The Celtics and the people who love them clearly need an uplifting series of moments, an injection of mirth and energy, to make up for all the Guru melancholy weighing their city down. I believe a championship would provide this. However, to paraphrase my good friend T.I.: fuck a Boston team. Also, they do know it’s not pronounced “selltics,” right? I’ve been whining about this since I was a know-it-all 10-year-old. I’m assuming people have just been too polite to inform them all these years.
Dosh & Andrew Bird – “Number 41.” Because it’s only 1 digit away from Big Game James, and because they haven’t made a “Number 24” yet. YET.

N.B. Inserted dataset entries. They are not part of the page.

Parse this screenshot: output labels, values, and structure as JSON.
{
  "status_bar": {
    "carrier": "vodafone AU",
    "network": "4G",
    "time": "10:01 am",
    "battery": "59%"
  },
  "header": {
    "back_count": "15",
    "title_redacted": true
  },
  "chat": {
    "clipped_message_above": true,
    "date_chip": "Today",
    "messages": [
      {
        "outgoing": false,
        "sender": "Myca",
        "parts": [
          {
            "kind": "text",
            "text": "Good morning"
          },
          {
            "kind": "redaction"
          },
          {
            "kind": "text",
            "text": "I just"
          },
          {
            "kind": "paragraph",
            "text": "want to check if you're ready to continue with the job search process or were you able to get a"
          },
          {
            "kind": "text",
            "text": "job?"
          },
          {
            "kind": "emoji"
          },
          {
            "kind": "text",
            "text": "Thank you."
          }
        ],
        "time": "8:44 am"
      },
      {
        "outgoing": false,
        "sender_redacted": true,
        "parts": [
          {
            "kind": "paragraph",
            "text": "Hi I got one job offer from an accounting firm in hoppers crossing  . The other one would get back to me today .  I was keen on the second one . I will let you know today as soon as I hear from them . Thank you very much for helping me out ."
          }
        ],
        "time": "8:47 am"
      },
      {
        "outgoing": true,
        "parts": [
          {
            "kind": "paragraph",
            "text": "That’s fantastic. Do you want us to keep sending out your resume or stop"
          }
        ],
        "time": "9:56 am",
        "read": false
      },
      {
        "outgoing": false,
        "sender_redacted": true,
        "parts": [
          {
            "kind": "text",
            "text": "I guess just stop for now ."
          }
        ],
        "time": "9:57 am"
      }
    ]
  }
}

• This one’s a holdover from Sunday, and it’s so good that I still haven’t been able to catch my breath. NYC, fresh from begging and whimpering for LeBron, makes a strong comeback with this story in the Times about the origins of the metal rims in all the public basketball courts. They’re made by blacksmiths–referred to as a team in the article, since there are 6 of them, of course–who cut, weld, and paint each one, by hand, from a hand-drawn blueprint, “using a century-old method that has long since vanished elsewhere.” Woody Guthrie should do a song about these guys and the related difficulties of the perimeter shot.
“The finished product is a remnant of an earlier era of the sport, somewhere on the evolutionary chain between the original wooden peach baskets and the modern spring-loaded breakaway rims used by the National Basketball Association”…
“Other cities, including those with their own share of contributions to basketball lore like Boston, Chicago, Los Angeles and Newark, buy modern, factory-made rims. New York is among the few places, and possibly the only one, where municipal rims used at more than 700 public parks are still made by hand.”
And the opener! That first paragraph is so inspiring, I may have to copy it and hope the writer never notices:
“The old steel rim that presides over this public basketball court absorbs missed shots with an angry clank, sending the ball careening upward and the wood and metal backboard into a rickety seizure.” Sending the backboard into a rickety seizure is the particularly nice language moment for me.
• Gasp! Look how stunning!
Lightleafs are illuminated OLED bookmarks that are as thin as a book’s page and provide just enough light for reading in the dark. I’d like one of these, and maybe several more, as only then will I be sufficiently pleased and distracted enough to overlook the incorrect use of language on display here (light leaves) the likes of which I have not seen since the travesty that was the 2010 Rock the Bells poster.
The bookmark runs wirelessly, and the light is rechargeable with brightness controls to turn it down so that it won’t bother others nearby. Courtesy of DesignBoom.
• Are the rims big? Do it ride good? Lean back, right hand on the pinewood.
The god Craig Sager and I agree that the most flattering colors on one’s person are those adopted from the Dreyer’s* palette. The playoffs arrived right around the time my mother announced to me that all of my clothing is pastel, “which makes sense because you like ice cream so much.” Why yes, Mom. It does make sense. And yes, I am ignoring the subtext of your observation (that I’m a big girl now, too old to be wearing chocolate- and lavender-hued things).
I’m resisting the urge to say French vanilla, butter pecan, chocolate deluxe at this time, and will instead just give you all a Cream on the inside/Clean on the outside. Yeah buddy.
(STOP MAKING IT INTO SOMETHING SEXUAL, YOU GUYS.)
* Edy’s, for my NY cohort.